Walsh, Volunteers Conduct Boston’s Annual Homeless Census

February 26, 2015

Mayor Marty Walsh and 300 volunteers took the streets Wednesday night to tally up Boston’s homeless population for the city’s annual homeless census.

NFL Hopefuls Turn To Wearable Tech For An Edge

February 24, 2015
Wearable devices, like this "miCoach Elite System" by Adidas, allow athletes and trainers to analyze second-by-second health and performance reports. (adidas.com)

With devices that can cost upwards of $100,000, athletes and trainers are able to analyze real-time health and performance data.

Rural Hospitals Without Medicaid Expansion Struggle

February 24, 2015
Connie Chapman, who worked at the Sac-Osage Hospital in Osceola, Mo.,for 40 years, looks over a nearly empty room in the hospital, which is slated for demolition on May 1. (Todd Feeback/Heartland Health Monitor)

In many rural counties, hospitals are the largest employers, but many say they’re now facing layoffs, even closure.

What Do Changed Cholesterol Recommendations And Other Dietary Guidelines Mean?

February 23, 2015
Eggs for sale are seen in a Des Moines, Iowa grocery store. Drink less sugary soda, but an extra cup of coffee or two is OK. So are eggs. And as always, don’t forget your vegetables.
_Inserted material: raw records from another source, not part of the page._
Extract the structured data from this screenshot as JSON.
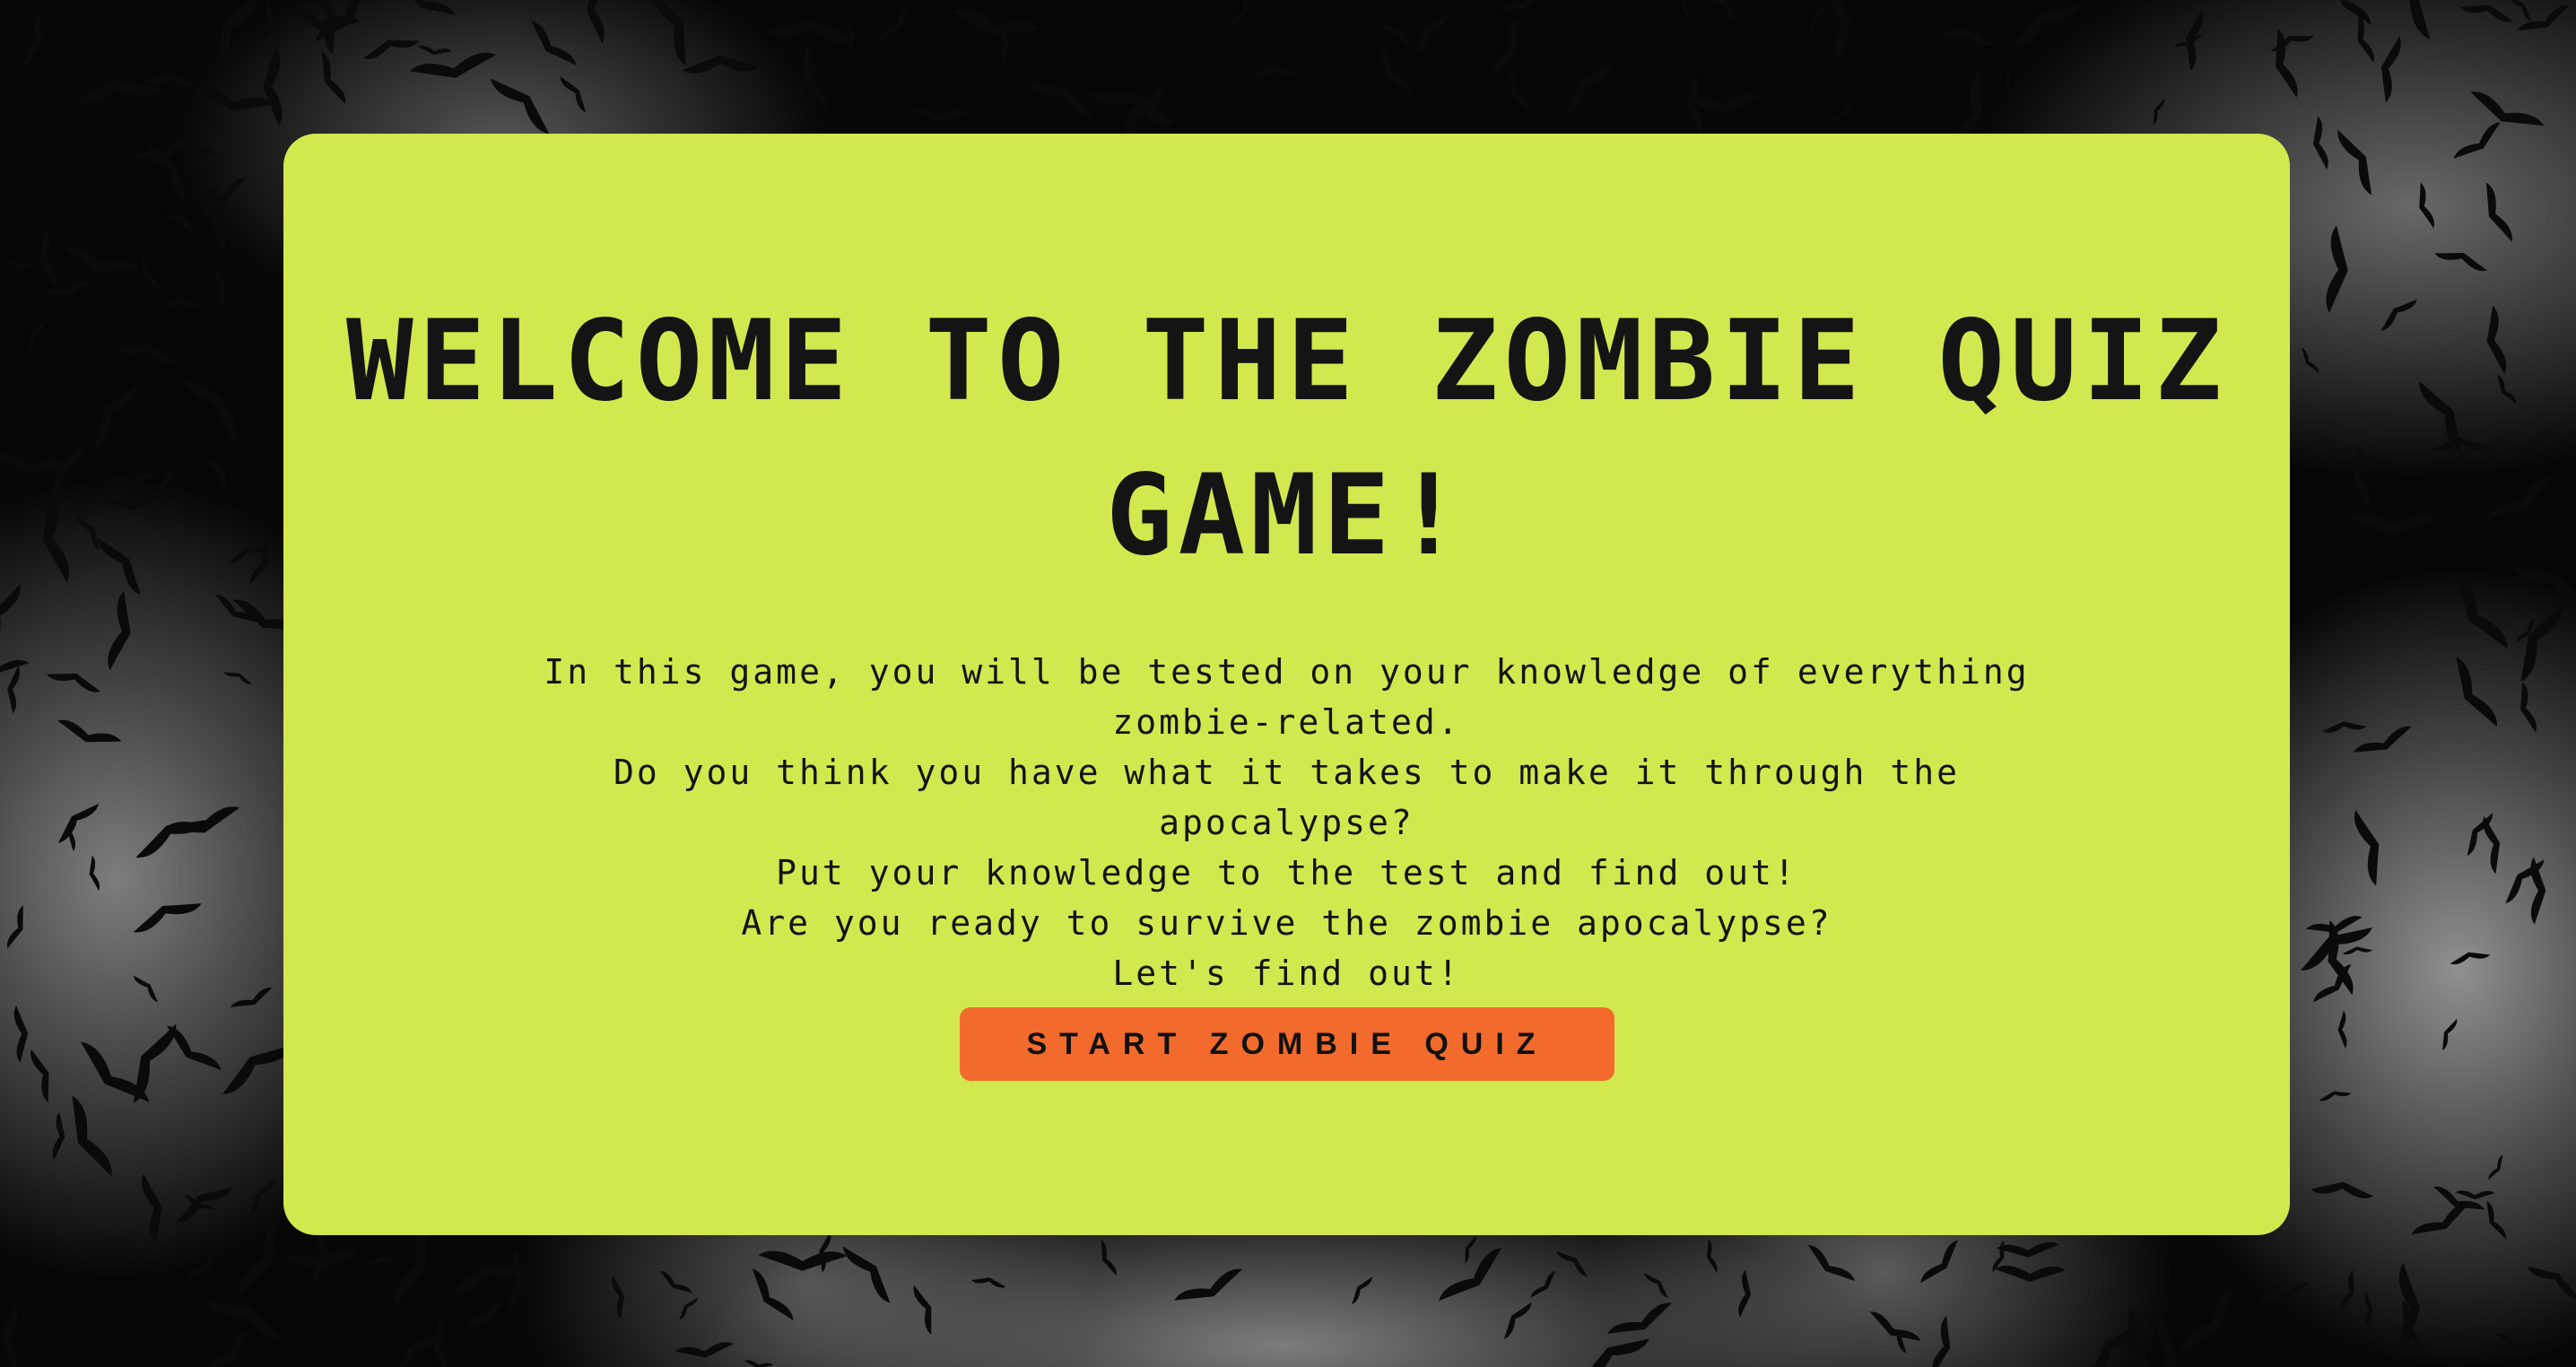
{
  "quiz": {
    "title": "WELCOME TO THE ZOMBIE QUIZ GAME!",
    "intro_lines": [
      "In this game, you will be tested on your knowledge of everything zombie-related.",
      "Do you think you have what it takes to make it through the apocalypse?",
      "Put your knowledge to the test and find out!",
      "Are you ready to survive the zombie apocalypse?",
      "Let's find out!"
    ],
    "start_button": "START ZOMBIE QUIZ"
  },
  "colors": {
    "card": "#d2e84f",
    "button": "#f26b2c",
    "text": "#141414",
    "background": "#060606"
  }
}
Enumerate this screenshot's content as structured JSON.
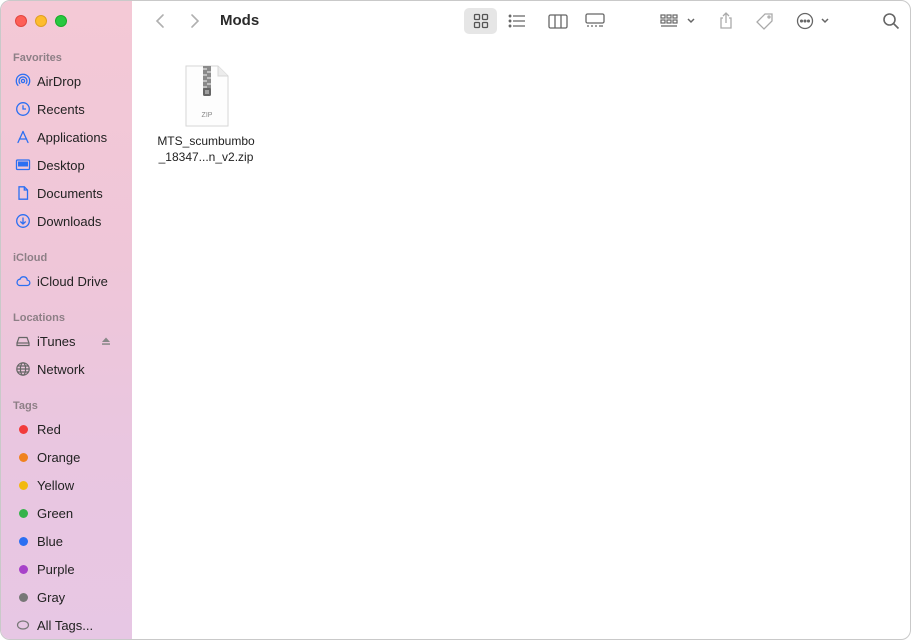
{
  "window": {
    "title": "Mods"
  },
  "sidebar": {
    "favorites_title": "Favorites",
    "favorites": [
      {
        "label": "AirDrop",
        "icon": "airdrop-icon"
      },
      {
        "label": "Recents",
        "icon": "clock-icon"
      },
      {
        "label": "Applications",
        "icon": "applications-icon"
      },
      {
        "label": "Desktop",
        "icon": "desktop-icon"
      },
      {
        "label": "Documents",
        "icon": "document-icon"
      },
      {
        "label": "Downloads",
        "icon": "download-icon"
      }
    ],
    "icloud_title": "iCloud",
    "icloud": [
      {
        "label": "iCloud Drive",
        "icon": "cloud-icon"
      }
    ],
    "locations_title": "Locations",
    "locations": [
      {
        "label": "iTunes",
        "icon": "drive-icon"
      },
      {
        "label": "Network",
        "icon": "globe-icon"
      }
    ],
    "tags_title": "Tags",
    "tags": [
      {
        "label": "Red",
        "color": "#f23b3b"
      },
      {
        "label": "Orange",
        "color": "#f0821e"
      },
      {
        "label": "Yellow",
        "color": "#f2b90f"
      },
      {
        "label": "Green",
        "color": "#36b24a"
      },
      {
        "label": "Blue",
        "color": "#2b6ff2"
      },
      {
        "label": "Purple",
        "color": "#a742c9"
      },
      {
        "label": "Gray",
        "color": "#777777"
      },
      {
        "label": "All Tags...",
        "icon": "all-tags-icon"
      }
    ]
  },
  "files": [
    {
      "name_line1": "MTS_scumbumbo",
      "name_line2": "_18347...n_v2.zip",
      "badge": "ZIP",
      "icon": "zip-file-icon"
    }
  ],
  "accent_color": "#2b6ff2"
}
A government advisory committee is recommending the first real limits on added sugars, but backs off stricter ones for salt and cholesterol intake. (Charlie Neibergall, File/AP)

The big news this month about what we should eat and why has to do with cholesterol.

Oversight Of Home Caregivers Said To Be Lacking

February 23, 2015
Toni Giusto keeps a box within reach filled with the pens, paper and letters to keep her busy. (Heidi de Marco/KHN)

With the aging of the U.S. population, more elderly and disabled people than ever are receiving care in their own homes.

Israeli Doctors Give Wounded Syrian A 3-D Printed Jaw

February 23, 2015
Israeli doctors rebuilt Mohammed's jaw using a titanium replacement, produced from a 3D printer. (BBC)

The young farmer with a new titanium jaw is among 1,500 or so Syrian refugees who have received treatment at Israeli hospitals.

Most Popular